### RECORDS FOR PROCESSING
- - - -

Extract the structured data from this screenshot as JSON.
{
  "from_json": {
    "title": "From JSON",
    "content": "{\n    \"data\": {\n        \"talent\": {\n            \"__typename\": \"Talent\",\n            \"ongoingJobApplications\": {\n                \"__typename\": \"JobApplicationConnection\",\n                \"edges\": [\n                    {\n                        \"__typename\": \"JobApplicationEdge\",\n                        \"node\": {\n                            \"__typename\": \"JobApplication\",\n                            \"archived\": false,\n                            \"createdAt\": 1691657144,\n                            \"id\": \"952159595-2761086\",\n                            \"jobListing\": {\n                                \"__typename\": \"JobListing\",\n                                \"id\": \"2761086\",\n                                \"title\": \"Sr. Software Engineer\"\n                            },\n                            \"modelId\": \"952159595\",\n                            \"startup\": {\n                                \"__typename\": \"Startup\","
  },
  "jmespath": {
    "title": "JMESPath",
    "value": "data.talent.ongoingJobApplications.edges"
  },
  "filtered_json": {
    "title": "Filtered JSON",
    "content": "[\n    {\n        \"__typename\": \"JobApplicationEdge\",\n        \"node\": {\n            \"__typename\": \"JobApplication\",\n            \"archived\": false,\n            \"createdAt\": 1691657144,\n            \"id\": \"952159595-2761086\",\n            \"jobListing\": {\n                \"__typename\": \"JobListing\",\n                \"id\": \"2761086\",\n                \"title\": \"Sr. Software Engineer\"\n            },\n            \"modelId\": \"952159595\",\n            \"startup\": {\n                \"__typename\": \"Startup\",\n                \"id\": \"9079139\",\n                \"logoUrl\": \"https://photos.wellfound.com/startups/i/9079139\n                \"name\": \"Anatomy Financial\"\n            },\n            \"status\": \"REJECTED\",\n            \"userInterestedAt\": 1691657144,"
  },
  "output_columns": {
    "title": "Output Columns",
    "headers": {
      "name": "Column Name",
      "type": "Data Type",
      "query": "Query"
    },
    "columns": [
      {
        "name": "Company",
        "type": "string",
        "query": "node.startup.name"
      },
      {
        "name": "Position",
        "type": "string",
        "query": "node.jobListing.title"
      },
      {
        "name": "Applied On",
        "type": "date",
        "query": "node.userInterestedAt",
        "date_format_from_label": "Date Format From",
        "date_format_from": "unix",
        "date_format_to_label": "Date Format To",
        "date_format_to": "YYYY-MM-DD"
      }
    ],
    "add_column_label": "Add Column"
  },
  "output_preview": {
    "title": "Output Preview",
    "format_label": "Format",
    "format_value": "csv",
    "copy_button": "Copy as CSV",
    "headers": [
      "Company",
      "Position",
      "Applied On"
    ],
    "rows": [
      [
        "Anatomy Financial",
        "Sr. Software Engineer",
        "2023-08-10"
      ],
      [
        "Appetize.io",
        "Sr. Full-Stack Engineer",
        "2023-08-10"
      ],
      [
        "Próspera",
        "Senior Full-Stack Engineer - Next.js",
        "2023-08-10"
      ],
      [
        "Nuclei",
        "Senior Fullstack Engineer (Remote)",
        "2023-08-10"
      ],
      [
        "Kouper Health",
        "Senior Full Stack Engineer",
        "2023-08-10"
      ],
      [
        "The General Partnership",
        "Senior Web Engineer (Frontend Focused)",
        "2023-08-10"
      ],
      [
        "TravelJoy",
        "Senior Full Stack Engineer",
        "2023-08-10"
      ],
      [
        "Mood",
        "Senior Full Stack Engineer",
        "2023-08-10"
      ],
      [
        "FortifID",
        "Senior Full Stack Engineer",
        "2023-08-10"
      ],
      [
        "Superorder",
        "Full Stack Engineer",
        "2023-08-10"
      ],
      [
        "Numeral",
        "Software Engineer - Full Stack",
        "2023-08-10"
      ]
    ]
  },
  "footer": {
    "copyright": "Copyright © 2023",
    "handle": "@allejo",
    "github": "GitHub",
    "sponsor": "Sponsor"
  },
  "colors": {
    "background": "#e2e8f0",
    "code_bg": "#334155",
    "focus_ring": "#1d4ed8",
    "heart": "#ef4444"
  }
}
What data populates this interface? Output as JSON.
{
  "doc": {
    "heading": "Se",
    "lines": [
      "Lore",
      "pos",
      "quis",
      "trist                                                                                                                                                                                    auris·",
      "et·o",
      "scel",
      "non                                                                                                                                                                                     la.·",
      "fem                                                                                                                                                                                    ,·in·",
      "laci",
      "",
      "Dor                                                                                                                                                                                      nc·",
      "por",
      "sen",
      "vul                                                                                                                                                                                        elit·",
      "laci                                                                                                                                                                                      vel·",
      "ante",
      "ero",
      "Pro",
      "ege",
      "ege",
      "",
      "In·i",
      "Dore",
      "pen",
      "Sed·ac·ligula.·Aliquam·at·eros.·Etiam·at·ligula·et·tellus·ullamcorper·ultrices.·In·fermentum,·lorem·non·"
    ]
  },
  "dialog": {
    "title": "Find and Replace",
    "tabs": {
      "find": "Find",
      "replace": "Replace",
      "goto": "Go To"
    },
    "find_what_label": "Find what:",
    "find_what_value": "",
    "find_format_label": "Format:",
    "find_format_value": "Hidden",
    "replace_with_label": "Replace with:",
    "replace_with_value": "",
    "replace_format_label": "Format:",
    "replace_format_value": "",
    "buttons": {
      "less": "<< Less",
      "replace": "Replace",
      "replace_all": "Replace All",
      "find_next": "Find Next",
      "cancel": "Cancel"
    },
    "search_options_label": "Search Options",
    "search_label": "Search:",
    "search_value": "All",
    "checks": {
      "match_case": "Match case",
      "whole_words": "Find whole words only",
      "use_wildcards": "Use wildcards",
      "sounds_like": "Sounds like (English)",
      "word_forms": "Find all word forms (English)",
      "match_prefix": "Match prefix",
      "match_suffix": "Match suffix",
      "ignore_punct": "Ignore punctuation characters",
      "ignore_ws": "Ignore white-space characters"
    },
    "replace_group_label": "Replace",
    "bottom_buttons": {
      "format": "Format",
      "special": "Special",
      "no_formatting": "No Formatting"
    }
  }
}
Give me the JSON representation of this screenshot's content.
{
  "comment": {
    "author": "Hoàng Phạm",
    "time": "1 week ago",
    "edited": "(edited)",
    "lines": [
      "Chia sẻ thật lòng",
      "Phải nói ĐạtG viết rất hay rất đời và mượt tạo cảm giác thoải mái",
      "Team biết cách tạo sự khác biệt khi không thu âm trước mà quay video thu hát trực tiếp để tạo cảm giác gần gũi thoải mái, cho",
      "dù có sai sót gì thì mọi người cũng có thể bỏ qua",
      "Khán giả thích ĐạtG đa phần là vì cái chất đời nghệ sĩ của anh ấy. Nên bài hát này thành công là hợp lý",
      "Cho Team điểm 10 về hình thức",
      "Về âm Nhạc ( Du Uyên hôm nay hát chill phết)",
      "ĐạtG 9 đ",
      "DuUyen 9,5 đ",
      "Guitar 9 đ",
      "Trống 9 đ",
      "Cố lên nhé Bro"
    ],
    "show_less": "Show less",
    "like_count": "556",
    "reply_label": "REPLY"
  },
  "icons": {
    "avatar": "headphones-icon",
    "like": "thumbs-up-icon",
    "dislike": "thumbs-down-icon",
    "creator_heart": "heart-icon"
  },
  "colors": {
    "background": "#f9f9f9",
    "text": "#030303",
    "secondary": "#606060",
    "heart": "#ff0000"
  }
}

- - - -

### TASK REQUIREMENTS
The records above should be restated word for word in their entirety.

### EXERCISE RESPONSE
Extract the structured data from this screenshot as JSON.
{
  "from_json": {
    "title": "From JSON",
    "content": "{\n    \"data\": {\n        \"talent\": {\n            \"__typename\": \"Talent\",\n            \"ongoingJobApplications\": {\n                \"__typename\": \"JobApplicationConnection\",\n                \"edges\": [\n                    {\n                        \"__typename\": \"JobApplicationEdge\",\n                        \"node\": {\n                            \"__typename\": \"JobApplication\",\n                            \"archived\": false,\n                            \"createdAt\": 1691657144,\n                            \"id\": \"952159595-2761086\",\n                            \"jobListing\": {\n                                \"__typename\": \"JobListing\",\n                                \"id\": \"2761086\",\n                                \"title\": \"Sr. Software Engineer\"\n                            },\n                            \"modelId\": \"952159595\",\n                            \"startup\": {\n                                \"__typename\": \"Startup\","
  },
  "jmespath": {
    "title": "JMESPath",
    "value": "data.talent.ongoingJobApplications.edges"
  },
  "filtered_json": {
    "title": "Filtered JSON",
    "content": "[\n    {\n        \"__typename\": \"JobApplicationEdge\",\n        \"node\": {\n            \"__typename\": \"JobApplication\",\n            \"archived\": false,\n            \"createdAt\": 1691657144,\n            \"id\": \"952159595-2761086\",\n            \"jobListing\": {\n                \"__typename\": \"JobListing\",\n                \"id\": \"2761086\",\n                \"title\": \"Sr. Software Engineer\"\n            },\n            \"modelId\": \"952159595\",\n            \"startup\": {\n                \"__typename\": \"Startup\",\n                \"id\": \"9079139\",\n                \"logoUrl\": \"https://photos.wellfound.com/startups/i/9079139\n                \"name\": \"Anatomy Financial\"\n            },\n            \"status\": \"REJECTED\",\n            \"userInterestedAt\": 1691657144,"
  },
  "output_columns": {
    "title": "Output Columns",
    "headers": {
      "name": "Column Name",
      "type": "Data Type",
      "query": "Query"
    },
    "columns": [
      {
        "name": "Company",
        "type": "string",
        "query": "node.startup.name"
      },
      {
        "name": "Position",
        "type": "string",
        "query": "node.jobListing.title"
      },
      {
        "name": "Applied On",
        "type": "date",
        "query": "node.userInterestedAt",
        "date_format_from_label": "Date Format From",
        "date_format_from": "unix",
        "date_format_to_label": "Date Format To",
        "date_format_to": "YYYY-MM-DD"
      }
    ],
    "add_column_label": "Add Column"
  },
  "output_preview": {
    "title": "Output Preview",
    "format_label": "Format",
    "format_value": "csv",
    "copy_button": "Copy as CSV",
    "headers": [
      "Company",
      "Position",
      "Applied On"
    ],
    "rows": [
      [
        "Anatomy Financial",
        "Sr. Software Engineer",
        "2023-08-10"
      ],
      [
        "Appetize.io",
        "Sr. Full-Stack Engineer",
        "2023-08-10"
      ],
      [
        "Próspera",
        "Senior Full-Stack Engineer - Next.js",
        "2023-08-10"
      ],
      [
        "Nuclei",
        "Senior Fullstack Engineer (Remote)",
        "2023-08-10"
      ],
      [
        "Kouper Health",
        "Senior Full Stack Engineer",
        "2023-08-10"
      ],
      [
        "The General Partnership",
        "Senior Web Engineer (Frontend Focused)",
        "2023-08-10"
      ],
      [
        "TravelJoy",
        "Senior Full Stack Engineer",
        "2023-08-10"
      ],
      [
        "Mood",
        "Senior Full Stack Engineer",
        "2023-08-10"
      ],
      [
        "FortifID",
        "Senior Full Stack Engineer",
        "2023-08-10"
      ],
      [
        "Superorder",
        "Full Stack Engineer",
        "2023-08-10"
      ],
      [
        "Numeral",
        "Software Engineer - Full Stack",
        "2023-08-10"
      ]
    ]
  },
  "footer": {
    "copyright": "Copyright © 2023",
    "handle": "@allejo",
    "github": "GitHub",
    "sponsor": "Sponsor"
  },
  "colors": {
    "background": "#e2e8f0",
    "code_bg": "#334155",
    "focus_ring": "#1d4ed8",
    "heart": "#ef4444"
  }
}
What data populates this interface? Output as JSON.
{
  "doc": {
    "heading": "Se",
    "lines": [
      "Lore",
      "pos",
      "quis",
      "trist                                                                                                                                                                                    auris·",
      "et·o",
      "scel",
      "non                                                                                                                                                                                     la.·",
      "fem                                                                                                                                                                                    ,·in·",
      "laci",
      "",
      "Dor                                                                                                                                                                                      nc·",
      "por",
      "sen",
      "vul                                                                                                                                                                                        elit·",
      "laci                                                                                                                                                                                      vel·",
      "ante",
      "ero",
      "Pro",
      "ege",
      "ege",
      "",
      "In·i",
      "Dore",
      "pen",
      "Sed·ac·ligula.·Aliquam·at·eros.·Etiam·at·ligula·et·tellus·ullamcorper·ultrices.·In·fermentum,·lorem·non·"
    ]
  },
  "dialog": {
    "title": "Find and Replace",
    "tabs": {
      "find": "Find",
      "replace": "Replace",
      "goto": "Go To"
    },
    "find_what_label": "Find what:",
    "find_what_value": "",
    "find_format_label": "Format:",
    "find_format_value": "Hidden",
    "replace_with_label": "Replace with:",
    "replace_with_value": "",
    "replace_format_label": "Format:",
    "replace_format_value": "",
    "buttons": {
      "less": "<< Less",
      "replace": "Replace",
      "replace_all": "Replace All",
      "find_next": "Find Next",
      "cancel": "Cancel"
    },
    "search_options_label": "Search Options",
    "search_label": "Search:",
    "search_value": "All",
    "checks": {
      "match_case": "Match case",
      "whole_words": "Find whole words only",
      "use_wildcards": "Use wildcards",
      "sounds_like": "Sounds like (English)",
      "word_forms": "Find all word forms (English)",
      "match_prefix": "Match prefix",
      "match_suffix": "Match suffix",
      "ignore_punct": "Ignore punctuation characters",
      "ignore_ws": "Ignore white-space characters"
    },
    "replace_group_label": "Replace",
    "bottom_buttons": {
      "format": "Format",
      "special": "Special",
      "no_formatting": "No Formatting"
    }
  }
}
Give me the JSON representation of this screenshot's content.
{
  "comment": {
    "author": "Hoàng Phạm",
    "time": "1 week ago",
    "edited": "(edited)",
    "lines": [
      "Chia sẻ thật lòng",
      "Phải nói ĐạtG viết rất hay rất đời và mượt tạo cảm giác thoải mái",
      "Team biết cách tạo sự khác biệt khi không thu âm trước mà quay video thu hát trực tiếp để tạo cảm giác gần gũi thoải mái, cho",
      "dù có sai sót gì thì mọi người cũng có thể bỏ qua",
      "Khán giả thích ĐạtG đa phần là vì cái chất đời nghệ sĩ của anh ấy. Nên bài hát này thành công là hợp lý",
      "Cho Team điểm 10 về hình thức",
      "Về âm Nhạc ( Du Uyên hôm nay hát chill phết)",
      "ĐạtG 9 đ",
      "DuUyen 9,5 đ",
      "Guitar 9 đ",
      "Trống 9 đ",
      "Cố lên nhé Bro"
    ],
    "show_less": "Show less",
    "like_count": "556",
    "reply_label": "REPLY"
  },
  "icons": {
    "avatar": "headphones-icon",
    "like": "thumbs-up-icon",
    "dislike": "thumbs-down-icon",
    "creator_heart": "heart-icon"
  },
  "colors": {
    "background": "#f9f9f9",
    "text": "#030303",
    "secondary": "#606060",
    "heart": "#ff0000"
  }
}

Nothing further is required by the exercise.